## Activity
Below are some entries; write out each one of them exactly.

## Dataset rows describing interfaces
****************************************
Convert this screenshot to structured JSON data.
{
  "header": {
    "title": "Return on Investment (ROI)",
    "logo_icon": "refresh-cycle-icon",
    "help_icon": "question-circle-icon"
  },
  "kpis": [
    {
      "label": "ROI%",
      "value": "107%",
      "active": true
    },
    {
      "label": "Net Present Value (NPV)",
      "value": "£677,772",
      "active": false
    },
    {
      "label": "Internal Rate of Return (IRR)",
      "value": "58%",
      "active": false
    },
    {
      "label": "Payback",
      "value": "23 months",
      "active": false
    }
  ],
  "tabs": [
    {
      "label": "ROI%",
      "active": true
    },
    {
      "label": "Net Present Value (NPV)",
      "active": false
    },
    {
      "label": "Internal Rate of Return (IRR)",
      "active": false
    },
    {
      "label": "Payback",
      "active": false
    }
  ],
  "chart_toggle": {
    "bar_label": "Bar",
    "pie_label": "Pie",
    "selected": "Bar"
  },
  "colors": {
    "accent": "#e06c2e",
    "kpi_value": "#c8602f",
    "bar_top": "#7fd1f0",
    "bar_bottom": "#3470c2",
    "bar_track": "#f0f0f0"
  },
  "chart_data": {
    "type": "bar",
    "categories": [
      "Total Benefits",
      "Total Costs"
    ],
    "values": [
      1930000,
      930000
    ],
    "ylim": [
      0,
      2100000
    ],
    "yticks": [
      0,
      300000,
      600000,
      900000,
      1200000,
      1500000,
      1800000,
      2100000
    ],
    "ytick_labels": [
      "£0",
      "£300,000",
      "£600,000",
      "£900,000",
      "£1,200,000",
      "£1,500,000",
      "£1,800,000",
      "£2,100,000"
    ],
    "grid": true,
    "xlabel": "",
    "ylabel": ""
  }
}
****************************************
## Result of this exercise
Convert this screenshot to structured JSON data.
{
  "header": {
    "title": "Return on Investment (ROI)",
    "logo_icon": "refresh-cycle-icon",
    "help_icon": "question-circle-icon"
  },
  "kpis": [
    {
      "label": "ROI%",
      "value": "107%",
      "active": true
    },
    {
      "label": "Net Present Value (NPV)",
      "value": "£677,772",
      "active": false
    },
    {
      "label": "Internal Rate of Return (IRR)",
      "value": "58%",
      "active": false
    },
    {
      "label": "Payback",
      "value": "23 months",
      "active": false
    }
  ],
  "tabs": [
    {
      "label": "ROI%",
      "active": true
    },
    {
      "label": "Net Present Value (NPV)",
      "active": false
    },
    {
      "label": "Internal Rate of Return (IRR)",
      "active": false
    },
    {
      "label": "Payback",
      "active": false
    }
  ],
  "chart_toggle": {
    "bar_label": "Bar",
    "pie_label": "Pie",
    "selected": "Bar"
  },
  "colors": {
    "accent": "#e06c2e",
    "kpi_value": "#c8602f",
    "bar_top": "#7fd1f0",
    "bar_bottom": "#3470c2",
    "bar_track": "#f0f0f0"
  },
  "chart_data": {
    "type": "bar",
    "categories": [
      "Total Benefits",
      "Total Costs"
    ],
    "values": [
      1930000,
      930000
    ],
    "ylim": [
      0,
      2100000
    ],
    "yticks": [
      0,
      300000,
      600000,
      900000,
      1200000,
      1500000,
      1800000,
      2100000
    ],
    "ytick_labels": [
      "£0",
      "£300,000",
      "£600,000",
      "£900,000",
      "£1,200,000",
      "£1,500,000",
      "£1,800,000",
      "£2,100,000"
    ],
    "grid": true,
    "xlabel": "",
    "ylabel": ""
  }
}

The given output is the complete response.